WHAT THE TASK ASKS:
From the first line to the last, repeat the data exactly and drop the pictures.

INFORMATION PROVIDED:
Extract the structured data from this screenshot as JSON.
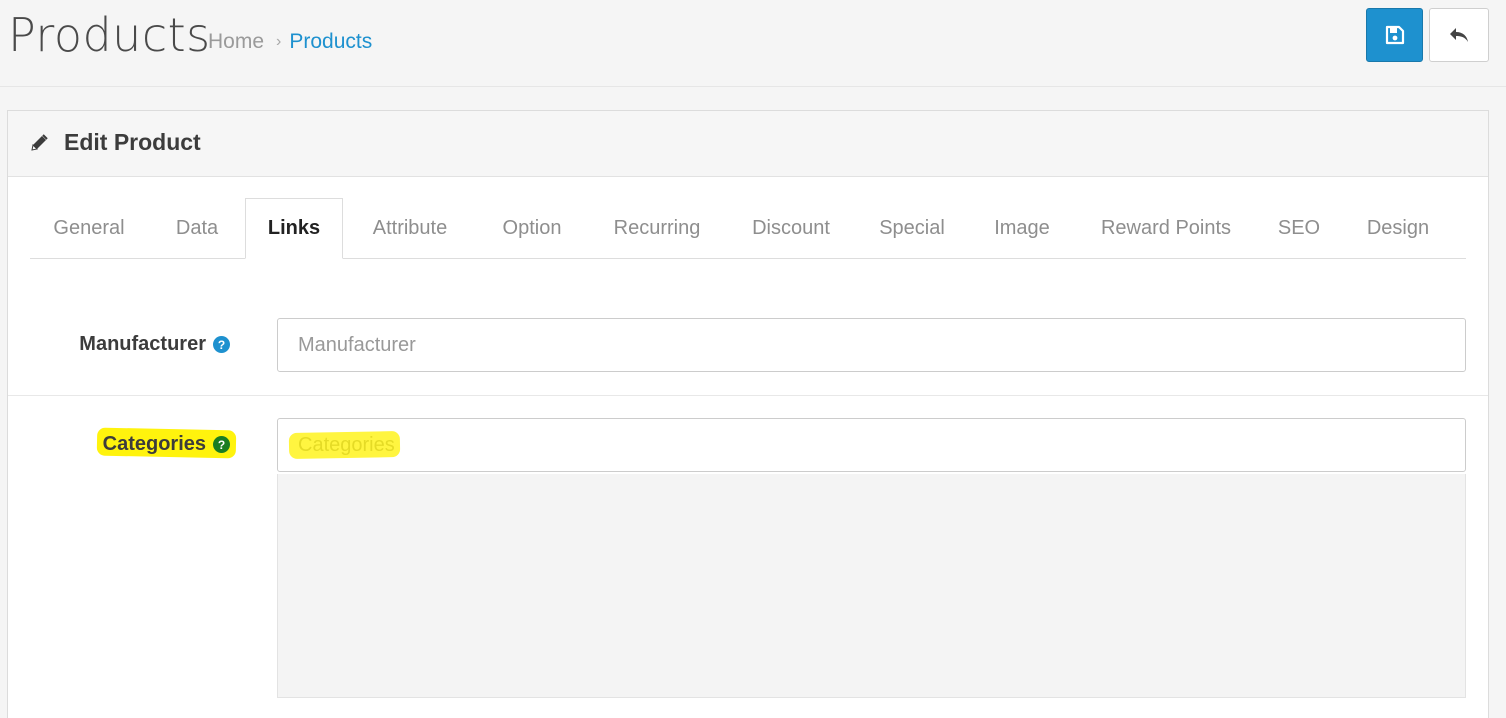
{
  "header": {
    "title": "Products",
    "breadcrumb": [
      {
        "label": "Home"
      },
      {
        "label": "Products"
      }
    ],
    "separator": "›",
    "save_icon": "floppy-disk-icon",
    "back_icon": "reply-arrow-icon"
  },
  "panel": {
    "icon": "pencil-icon",
    "title": "Edit Product"
  },
  "tabs": [
    {
      "label": "General"
    },
    {
      "label": "Data"
    },
    {
      "label": "Links",
      "active": true
    },
    {
      "label": "Attribute"
    },
    {
      "label": "Option"
    },
    {
      "label": "Recurring"
    },
    {
      "label": "Discount"
    },
    {
      "label": "Special"
    },
    {
      "label": "Image"
    },
    {
      "label": "Reward Points"
    },
    {
      "label": "SEO"
    },
    {
      "label": "Design"
    }
  ],
  "form": {
    "manufacturer": {
      "label": "Manufacturer",
      "placeholder": "Manufacturer",
      "help": "?"
    },
    "categories": {
      "label": "Categories",
      "placeholder": "Categories",
      "help": "?"
    }
  },
  "colors": {
    "primary": "#1e91cf",
    "highlight": "#fff200",
    "help_green": "#1a7d22"
  }
}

RESULT FOR THIS TASK:
Extract the structured data from this screenshot as JSON.
{
  "header": {
    "title": "Products",
    "breadcrumb": [
      {
        "label": "Home"
      },
      {
        "label": "Products"
      }
    ],
    "separator": "›",
    "save_icon": "floppy-disk-icon",
    "back_icon": "reply-arrow-icon"
  },
  "panel": {
    "icon": "pencil-icon",
    "title": "Edit Product"
  },
  "tabs": [
    {
      "label": "General"
    },
    {
      "label": "Data"
    },
    {
      "label": "Links",
      "active": true
    },
    {
      "label": "Attribute"
    },
    {
      "label": "Option"
    },
    {
      "label": "Recurring"
    },
    {
      "label": "Discount"
    },
    {
      "label": "Special"
    },
    {
      "label": "Image"
    },
    {
      "label": "Reward Points"
    },
    {
      "label": "SEO"
    },
    {
      "label": "Design"
    }
  ],
  "form": {
    "manufacturer": {
      "label": "Manufacturer",
      "placeholder": "Manufacturer",
      "help": "?"
    },
    "categories": {
      "label": "Categories",
      "placeholder": "Categories",
      "help": "?"
    }
  },
  "colors": {
    "primary": "#1e91cf",
    "highlight": "#fff200",
    "help_green": "#1a7d22"
  }
}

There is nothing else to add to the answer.